-- EXERCISE AIM --
What lines in the records below mention "Choose"? List them all.
---------------
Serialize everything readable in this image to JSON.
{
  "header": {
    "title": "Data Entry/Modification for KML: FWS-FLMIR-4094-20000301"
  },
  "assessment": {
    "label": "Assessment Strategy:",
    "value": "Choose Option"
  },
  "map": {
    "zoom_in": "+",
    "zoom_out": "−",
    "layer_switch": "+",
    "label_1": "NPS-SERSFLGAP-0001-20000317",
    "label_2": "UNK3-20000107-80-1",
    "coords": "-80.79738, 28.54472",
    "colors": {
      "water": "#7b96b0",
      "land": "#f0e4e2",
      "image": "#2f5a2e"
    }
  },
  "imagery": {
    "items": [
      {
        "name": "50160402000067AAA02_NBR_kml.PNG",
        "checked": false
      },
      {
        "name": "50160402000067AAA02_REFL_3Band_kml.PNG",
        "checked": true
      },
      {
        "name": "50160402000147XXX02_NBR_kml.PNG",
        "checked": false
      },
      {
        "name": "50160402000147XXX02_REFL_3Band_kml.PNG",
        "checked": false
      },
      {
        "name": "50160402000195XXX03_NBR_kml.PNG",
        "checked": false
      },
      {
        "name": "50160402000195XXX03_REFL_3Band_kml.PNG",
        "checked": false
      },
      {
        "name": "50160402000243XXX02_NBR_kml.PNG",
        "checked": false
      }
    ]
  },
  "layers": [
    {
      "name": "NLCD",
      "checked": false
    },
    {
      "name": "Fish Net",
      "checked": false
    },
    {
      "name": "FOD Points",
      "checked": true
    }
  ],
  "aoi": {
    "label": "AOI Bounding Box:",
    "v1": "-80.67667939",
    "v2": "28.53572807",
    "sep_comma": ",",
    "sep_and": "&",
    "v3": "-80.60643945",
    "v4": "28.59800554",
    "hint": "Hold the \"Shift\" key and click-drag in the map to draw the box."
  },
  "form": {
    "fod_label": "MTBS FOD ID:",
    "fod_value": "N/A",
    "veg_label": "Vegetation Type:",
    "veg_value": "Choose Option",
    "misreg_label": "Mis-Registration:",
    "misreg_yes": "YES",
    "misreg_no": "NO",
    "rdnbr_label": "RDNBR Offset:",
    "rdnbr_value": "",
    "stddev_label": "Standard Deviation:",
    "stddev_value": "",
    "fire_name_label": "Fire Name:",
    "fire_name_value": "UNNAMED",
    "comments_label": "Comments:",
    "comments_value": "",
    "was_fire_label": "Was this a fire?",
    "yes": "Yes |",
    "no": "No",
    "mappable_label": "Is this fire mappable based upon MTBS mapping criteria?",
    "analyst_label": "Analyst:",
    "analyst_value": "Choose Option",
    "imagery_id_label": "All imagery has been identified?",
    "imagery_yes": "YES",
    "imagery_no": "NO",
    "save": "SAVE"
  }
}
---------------
-- OUTPUT --
    "value": "Choose Option"
    "veg_value": "Choose Option",
    "analyst_value": "Choose Option",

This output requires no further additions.